Data shown:

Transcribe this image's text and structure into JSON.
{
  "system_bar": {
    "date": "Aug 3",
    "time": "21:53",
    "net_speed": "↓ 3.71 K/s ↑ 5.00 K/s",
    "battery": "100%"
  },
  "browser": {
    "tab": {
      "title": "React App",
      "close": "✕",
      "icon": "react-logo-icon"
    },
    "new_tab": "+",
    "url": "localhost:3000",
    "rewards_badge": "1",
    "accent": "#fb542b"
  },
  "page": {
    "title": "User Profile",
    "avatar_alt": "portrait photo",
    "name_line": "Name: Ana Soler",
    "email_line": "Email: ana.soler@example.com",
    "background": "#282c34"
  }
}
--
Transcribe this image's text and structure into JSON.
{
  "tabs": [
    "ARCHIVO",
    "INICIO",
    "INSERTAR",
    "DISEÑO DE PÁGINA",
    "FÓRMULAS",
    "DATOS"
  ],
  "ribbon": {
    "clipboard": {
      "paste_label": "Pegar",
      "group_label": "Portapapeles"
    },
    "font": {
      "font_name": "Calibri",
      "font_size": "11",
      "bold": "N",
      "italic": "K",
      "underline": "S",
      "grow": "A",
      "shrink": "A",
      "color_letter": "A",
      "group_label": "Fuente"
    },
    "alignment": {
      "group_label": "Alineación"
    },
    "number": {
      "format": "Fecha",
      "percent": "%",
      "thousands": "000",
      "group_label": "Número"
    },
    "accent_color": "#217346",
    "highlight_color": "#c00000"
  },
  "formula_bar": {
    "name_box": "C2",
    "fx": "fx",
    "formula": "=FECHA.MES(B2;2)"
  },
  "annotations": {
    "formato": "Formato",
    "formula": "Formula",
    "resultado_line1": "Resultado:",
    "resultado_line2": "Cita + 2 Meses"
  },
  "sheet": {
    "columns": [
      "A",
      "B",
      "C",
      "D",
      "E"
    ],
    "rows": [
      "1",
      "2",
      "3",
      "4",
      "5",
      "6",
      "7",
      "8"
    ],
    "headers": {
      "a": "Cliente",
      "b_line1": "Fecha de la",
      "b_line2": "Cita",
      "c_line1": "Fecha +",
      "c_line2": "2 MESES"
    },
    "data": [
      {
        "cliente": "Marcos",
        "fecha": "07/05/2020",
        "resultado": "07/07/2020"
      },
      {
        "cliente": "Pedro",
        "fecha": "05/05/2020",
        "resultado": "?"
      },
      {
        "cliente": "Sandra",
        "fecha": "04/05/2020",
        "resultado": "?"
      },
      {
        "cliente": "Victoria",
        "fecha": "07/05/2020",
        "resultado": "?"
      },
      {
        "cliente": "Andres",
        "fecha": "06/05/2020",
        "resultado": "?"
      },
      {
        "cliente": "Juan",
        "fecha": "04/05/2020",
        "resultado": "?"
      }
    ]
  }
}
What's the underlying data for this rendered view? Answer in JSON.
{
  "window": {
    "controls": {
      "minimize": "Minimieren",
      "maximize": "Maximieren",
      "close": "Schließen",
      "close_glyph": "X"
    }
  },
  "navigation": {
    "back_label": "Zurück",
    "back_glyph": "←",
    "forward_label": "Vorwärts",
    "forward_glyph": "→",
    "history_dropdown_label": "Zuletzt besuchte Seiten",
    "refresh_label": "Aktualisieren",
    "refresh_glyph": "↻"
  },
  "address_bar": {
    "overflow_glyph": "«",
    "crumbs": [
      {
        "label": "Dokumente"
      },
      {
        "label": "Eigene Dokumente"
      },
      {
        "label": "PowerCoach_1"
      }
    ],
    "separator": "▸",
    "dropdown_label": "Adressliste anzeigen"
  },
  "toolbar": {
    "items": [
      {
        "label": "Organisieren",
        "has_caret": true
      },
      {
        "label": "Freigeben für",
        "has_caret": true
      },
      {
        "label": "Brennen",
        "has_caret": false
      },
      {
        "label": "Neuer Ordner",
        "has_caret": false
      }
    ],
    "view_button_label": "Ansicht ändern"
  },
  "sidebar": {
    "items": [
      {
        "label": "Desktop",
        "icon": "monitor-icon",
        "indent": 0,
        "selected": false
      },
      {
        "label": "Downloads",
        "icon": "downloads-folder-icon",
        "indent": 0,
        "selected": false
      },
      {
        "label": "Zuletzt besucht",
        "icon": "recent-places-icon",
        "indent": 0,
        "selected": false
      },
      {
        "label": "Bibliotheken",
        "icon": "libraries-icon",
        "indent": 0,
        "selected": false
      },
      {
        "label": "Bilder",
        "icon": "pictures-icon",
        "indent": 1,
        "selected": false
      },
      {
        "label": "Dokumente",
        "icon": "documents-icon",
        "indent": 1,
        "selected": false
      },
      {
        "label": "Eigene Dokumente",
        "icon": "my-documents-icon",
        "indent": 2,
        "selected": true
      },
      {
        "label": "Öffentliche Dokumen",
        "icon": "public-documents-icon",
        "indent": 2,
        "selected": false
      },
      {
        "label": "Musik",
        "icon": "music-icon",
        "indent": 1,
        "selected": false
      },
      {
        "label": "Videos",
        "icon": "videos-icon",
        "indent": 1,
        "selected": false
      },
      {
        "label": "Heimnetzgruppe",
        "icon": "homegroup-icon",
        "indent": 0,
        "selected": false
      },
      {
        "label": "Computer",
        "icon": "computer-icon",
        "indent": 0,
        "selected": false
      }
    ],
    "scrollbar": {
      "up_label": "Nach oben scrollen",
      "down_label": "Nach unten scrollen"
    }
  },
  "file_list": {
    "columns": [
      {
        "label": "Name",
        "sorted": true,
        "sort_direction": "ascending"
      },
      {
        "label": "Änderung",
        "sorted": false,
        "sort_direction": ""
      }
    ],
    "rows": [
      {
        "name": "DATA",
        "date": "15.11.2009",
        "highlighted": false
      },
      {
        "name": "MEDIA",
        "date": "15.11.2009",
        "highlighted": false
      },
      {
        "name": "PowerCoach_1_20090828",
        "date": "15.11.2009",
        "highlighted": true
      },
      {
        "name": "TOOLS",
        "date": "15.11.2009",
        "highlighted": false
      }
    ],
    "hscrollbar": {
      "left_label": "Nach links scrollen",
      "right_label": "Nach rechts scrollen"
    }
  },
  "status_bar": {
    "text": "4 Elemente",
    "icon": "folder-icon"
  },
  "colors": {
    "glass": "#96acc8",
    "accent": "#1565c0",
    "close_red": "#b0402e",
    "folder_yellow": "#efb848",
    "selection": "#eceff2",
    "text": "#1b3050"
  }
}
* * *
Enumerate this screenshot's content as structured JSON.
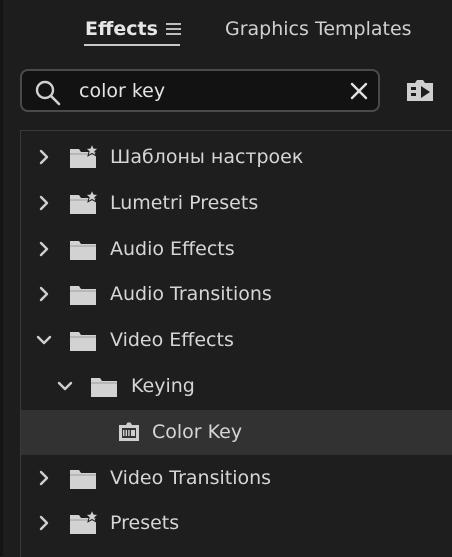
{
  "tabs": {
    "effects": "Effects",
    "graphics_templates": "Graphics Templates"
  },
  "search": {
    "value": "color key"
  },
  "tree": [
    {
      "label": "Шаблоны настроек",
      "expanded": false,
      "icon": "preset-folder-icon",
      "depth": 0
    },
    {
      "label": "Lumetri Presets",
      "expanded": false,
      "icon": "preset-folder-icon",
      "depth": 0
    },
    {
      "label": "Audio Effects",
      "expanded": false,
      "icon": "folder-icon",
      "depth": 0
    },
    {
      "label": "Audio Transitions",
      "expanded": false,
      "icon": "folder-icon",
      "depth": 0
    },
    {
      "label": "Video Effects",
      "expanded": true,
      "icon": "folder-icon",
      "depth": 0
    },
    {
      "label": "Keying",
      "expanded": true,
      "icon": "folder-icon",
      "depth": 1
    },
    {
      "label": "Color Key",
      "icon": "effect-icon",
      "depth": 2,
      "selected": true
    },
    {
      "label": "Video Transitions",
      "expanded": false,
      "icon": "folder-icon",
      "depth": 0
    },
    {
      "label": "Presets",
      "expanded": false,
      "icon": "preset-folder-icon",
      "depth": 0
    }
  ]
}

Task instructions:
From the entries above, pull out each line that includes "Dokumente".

Answer for the task:
        "label": "Dokumente"
        "label": "Eigene Dokumente"
        "label": "Dokumente",
        "label": "Eigene Dokumente",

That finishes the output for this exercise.